 It was cold.

 Very cold.

 Very very cold and absolutely wonderful.

 We were one of just a few families staying our our condo complex.  Almost no one was out on the beach and we ate nonstop.  It was so much fun.  As with most of the country, we were in a deep freeze with below average temperatures.  Two days after we left the coast got a historic snowstorm and there's still snow on the ground there.  But we just had cold and wind.  But on the warmest day we put on our trunks and sweatshirts and went out to play in the sand.  When we could no longer feel our fingers, Blue and I sprinted into the cold Atlantic Ocean for a Polar Plunge and then raced back to the room for a hot shower.

On our last day we stopped by the Georgetown Waterfront to explore until our hands were numb.

 As our trip ended, we slowly made our way home, stopping in Columbia to see the Matisse exhibit at the Columbia Museum of Art.

 And taking photos with the art before watching the Columbia ice skaters fall down while G and Blue did some secret birthday shopping.
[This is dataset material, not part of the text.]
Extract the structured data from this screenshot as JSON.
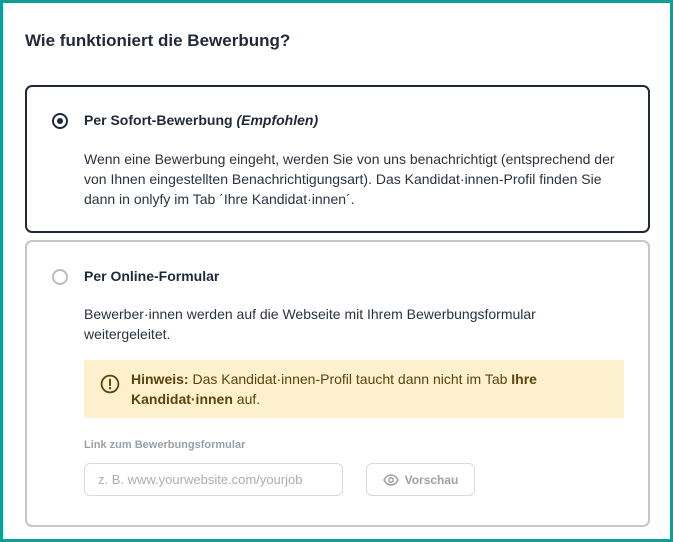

 The kids insisted on staying up for the New Year.  This is such a weird thing to me now.  When you're young it's just this thing you do because it's fun.  When you're older, you're tired and sleeping is fun.  Then you have kids and they stay up one year because there's all this excitement and then at 12:01 they look around all disappointed because nothing changed.  There's probably a lesson in there somewhere.  Anyway, this year they were all about staying up.  G ditched me so I came up with a plan of James Bond movies and snacks to keep us occupied until midnight.  Violet was all into it until 10:30pm when she abruptly announced she was out and told us all goodnight.  I gave Blue the chance to join her but he wouldn't have any of it.  So we stayed up.  We watched the countdown and I'm pretty sure he was upstairs asleep before the first minute was expired.  

 The cold continued.  This is ridiculous cold for us.  We get cold, sure, but this extended streak of continuous low temperatures is more than we want.  The kids and I ventured over to the local waterfall on a cold morning to check it out and they were absolutely amazed to see it iced over.  I realized they've not had a big ice storm during their lifetimes yet.  They were mesmerized by playing in the ice.

 But when you run outside every morning, the ice is not so mesmerizing.  Sure, it was kind of exciting the first morning it was 9 degrees F, but now I'm over it.  Yesterday one of the outside faucets froze and burst open, causing me to miss a well deserved nap and spend my afternoon tracing outdoor waterlines and repairing them.  I love winter and this streak of cold has me dreaming of sweating in summer.

 I had a birthday.  My 46th one.  The only really productive thing I did all day was eat a chunk of this butternut cake made by my mom.  A day well spent.

 After a couple more frigid days and nights, we dragged G back to the waterfall along with the dogos.  There was even more ice.  The dogs were not impressed.  

But here's the thing:  I did almost nothing art related during my break.  I had planned to do a big drawing and use my time wisely to get a jump on the new year.  I drew a couple of butt drawings and a couple of Christmas cards but nothing else.  I didn't even get close to drawing an actual drawing.  I did clean off my drawing table, but that's it.  The art books I set out to read didn't get finished.  I put work into a couple of chapters but then G bought me this goofy book about Bill Murray and I read that one instead.  I've been working on this one book for 3 months and haven't made it halfway through it yet.  The Bill Murray book was much longer and I read it in 3 days.  

I have no regrets though.  It feels like this was a natural thing.  It was time to rest all the art parts of my brain.  I didn't even think about drawing or sculpture until about 3 days ago.  That's when I started getting ideas and getting excited about new things.  It's about time to start those new things.  I'm rested and I'm ready now.  

I hope y'all had a great Christmas and New Year.  And any other holidays you may hold dear.